HeatwaveLast Updated 23/07/2019
Guidance for those looking after school children and those in early years settings during heatwaves.
Heatwave plan for England – protecting health and reducing harm from severe heat and heatwaves.
Further information is available in the PHE leaflet: Looking after children and those in early years settings during heatwaves: guidance for teachers and professionals.
• on very hot days (i.e. where temperatures are in excess of 30°C) children should not take part in vigorous physical activity
• children playing outdoors should be encouraged to stay in the shade as much as possible
• loose, light-coloured clothing should be worn to help children keep cool and hats of a closed construction with wide brims should be worn to avoid sunburn
• thin clothing or suncream should be used to protect skin if children are playing or taking lessons outdoors for more than 20 minutes
• children must be provided with plenty of cool water *and encouraged to drink more than usual when conditions are hot *the temperature of water supplied from the cold tap is adequate for this purpose
• windows and other ventilation openings should be opened during the cool of early morning or preferably overnight to allow stored heat to escape from the building – it is important to check insurance conditions and the need for security if windows are to be left open overnight
• windows and other ventilation openings should not be closed, but their openings reduced when the outdoor air becomes warmer than the air indoors – this should help keep rooms cool whilst allowing adequate ventilation
• use outdoor sun awnings if available, or indoor blinds, but do not let solar shading devices block ventilation openings or windows
• keep the use of electric lighting to a minimum during heatwaves
• all electrical equipment, including computers, monitors and printers should be switched off when not in use and should not be left in ‘standby mode’ – electrical equipment, when left on, or in ‘standby’ mode generates heat
Children’s susceptibility to high temperatures varies; those who are overweight or who are taking medication may be at increased risk of adverse effects. Children under four years of age are also at increased risk.
Some children with disabilities or complex health needs may be more susceptible to

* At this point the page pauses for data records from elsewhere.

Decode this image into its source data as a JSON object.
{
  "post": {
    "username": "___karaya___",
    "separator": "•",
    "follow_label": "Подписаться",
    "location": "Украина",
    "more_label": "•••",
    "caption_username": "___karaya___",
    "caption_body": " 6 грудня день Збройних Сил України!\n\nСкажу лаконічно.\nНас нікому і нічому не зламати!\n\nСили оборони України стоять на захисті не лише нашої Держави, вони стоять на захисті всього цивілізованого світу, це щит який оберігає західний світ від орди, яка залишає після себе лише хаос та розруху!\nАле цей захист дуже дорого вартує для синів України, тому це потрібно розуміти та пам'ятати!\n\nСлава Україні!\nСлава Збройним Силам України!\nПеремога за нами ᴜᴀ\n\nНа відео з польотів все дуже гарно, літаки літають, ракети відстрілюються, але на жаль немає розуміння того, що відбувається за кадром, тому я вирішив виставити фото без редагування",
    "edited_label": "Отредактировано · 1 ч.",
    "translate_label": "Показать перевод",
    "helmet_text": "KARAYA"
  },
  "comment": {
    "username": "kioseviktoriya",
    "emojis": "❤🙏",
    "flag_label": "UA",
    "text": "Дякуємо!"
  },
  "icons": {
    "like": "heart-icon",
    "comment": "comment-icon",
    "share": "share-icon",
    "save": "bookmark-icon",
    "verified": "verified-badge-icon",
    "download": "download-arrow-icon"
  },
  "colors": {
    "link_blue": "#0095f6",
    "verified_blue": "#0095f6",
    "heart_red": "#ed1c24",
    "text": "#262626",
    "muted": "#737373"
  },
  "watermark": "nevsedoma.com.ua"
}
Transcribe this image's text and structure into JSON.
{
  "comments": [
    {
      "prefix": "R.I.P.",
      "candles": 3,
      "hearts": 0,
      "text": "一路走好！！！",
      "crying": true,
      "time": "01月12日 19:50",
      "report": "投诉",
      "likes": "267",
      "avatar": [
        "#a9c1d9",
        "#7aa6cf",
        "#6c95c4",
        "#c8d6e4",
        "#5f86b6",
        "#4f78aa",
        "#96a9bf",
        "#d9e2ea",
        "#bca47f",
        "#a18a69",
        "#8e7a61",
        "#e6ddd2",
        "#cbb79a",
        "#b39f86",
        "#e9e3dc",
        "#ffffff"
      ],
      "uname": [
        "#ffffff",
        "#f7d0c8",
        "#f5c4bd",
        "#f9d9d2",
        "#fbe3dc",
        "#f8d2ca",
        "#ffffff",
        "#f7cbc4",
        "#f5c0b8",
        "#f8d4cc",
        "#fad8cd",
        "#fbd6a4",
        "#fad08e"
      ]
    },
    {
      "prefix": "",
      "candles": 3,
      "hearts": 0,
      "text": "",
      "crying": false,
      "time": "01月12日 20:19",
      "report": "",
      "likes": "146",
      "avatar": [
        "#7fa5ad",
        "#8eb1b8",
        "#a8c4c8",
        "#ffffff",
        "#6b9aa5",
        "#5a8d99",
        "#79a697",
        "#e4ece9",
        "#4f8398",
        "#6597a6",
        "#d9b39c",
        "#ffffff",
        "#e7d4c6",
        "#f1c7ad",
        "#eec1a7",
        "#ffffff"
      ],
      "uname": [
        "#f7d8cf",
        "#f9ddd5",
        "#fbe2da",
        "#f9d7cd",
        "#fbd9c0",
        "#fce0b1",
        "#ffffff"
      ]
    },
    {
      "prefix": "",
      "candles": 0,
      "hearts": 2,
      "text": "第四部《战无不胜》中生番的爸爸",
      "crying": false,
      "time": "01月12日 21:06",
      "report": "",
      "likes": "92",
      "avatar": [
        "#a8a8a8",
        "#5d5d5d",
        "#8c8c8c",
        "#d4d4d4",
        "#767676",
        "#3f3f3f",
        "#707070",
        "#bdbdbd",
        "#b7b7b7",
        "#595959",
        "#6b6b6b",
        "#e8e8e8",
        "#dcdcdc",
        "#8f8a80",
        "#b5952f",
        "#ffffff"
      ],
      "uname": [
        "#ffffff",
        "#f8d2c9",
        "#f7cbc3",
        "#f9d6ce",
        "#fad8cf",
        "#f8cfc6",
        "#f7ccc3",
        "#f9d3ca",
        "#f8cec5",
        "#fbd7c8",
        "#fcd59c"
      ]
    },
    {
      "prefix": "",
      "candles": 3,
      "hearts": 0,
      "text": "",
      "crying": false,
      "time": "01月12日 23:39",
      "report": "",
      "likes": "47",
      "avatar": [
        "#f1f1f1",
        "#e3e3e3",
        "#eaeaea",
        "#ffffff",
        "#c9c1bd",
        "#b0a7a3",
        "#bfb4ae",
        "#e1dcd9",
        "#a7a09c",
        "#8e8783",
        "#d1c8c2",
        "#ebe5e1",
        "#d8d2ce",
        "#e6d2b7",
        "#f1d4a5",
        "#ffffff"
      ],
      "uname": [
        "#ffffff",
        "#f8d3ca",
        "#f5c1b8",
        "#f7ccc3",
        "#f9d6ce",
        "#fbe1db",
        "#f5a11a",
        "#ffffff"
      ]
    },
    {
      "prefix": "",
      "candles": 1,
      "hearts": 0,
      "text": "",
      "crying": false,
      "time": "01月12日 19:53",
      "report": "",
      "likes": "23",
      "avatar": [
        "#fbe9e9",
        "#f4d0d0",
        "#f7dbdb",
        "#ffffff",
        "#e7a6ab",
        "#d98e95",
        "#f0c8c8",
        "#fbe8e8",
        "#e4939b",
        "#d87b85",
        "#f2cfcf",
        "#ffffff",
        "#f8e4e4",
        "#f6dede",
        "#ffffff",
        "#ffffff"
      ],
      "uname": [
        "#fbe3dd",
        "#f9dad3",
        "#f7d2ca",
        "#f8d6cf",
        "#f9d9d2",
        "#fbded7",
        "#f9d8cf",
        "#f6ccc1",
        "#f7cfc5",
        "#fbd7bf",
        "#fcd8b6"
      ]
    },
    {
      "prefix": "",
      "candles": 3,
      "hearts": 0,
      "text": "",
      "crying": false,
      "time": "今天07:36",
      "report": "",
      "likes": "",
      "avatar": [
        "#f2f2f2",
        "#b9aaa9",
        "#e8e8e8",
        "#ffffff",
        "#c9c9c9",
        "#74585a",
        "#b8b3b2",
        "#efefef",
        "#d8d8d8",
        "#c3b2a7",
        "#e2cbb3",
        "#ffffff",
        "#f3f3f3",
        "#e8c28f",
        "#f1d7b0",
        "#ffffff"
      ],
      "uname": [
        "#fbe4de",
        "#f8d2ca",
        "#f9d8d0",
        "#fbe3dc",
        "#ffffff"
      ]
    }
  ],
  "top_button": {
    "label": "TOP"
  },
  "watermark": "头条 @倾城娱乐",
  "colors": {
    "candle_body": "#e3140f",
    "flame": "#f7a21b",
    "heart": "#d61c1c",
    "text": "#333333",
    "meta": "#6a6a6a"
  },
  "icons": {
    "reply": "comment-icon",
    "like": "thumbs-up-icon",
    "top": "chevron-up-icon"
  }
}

temperature extremes. The school nurse, community health practitioner, family health visitor or the child’s specialist health professional may be able to advise on the particular needs of the individual child. Schools need to provide for children’s individual needs. Support staff should be made aware of the risks and how to manage them.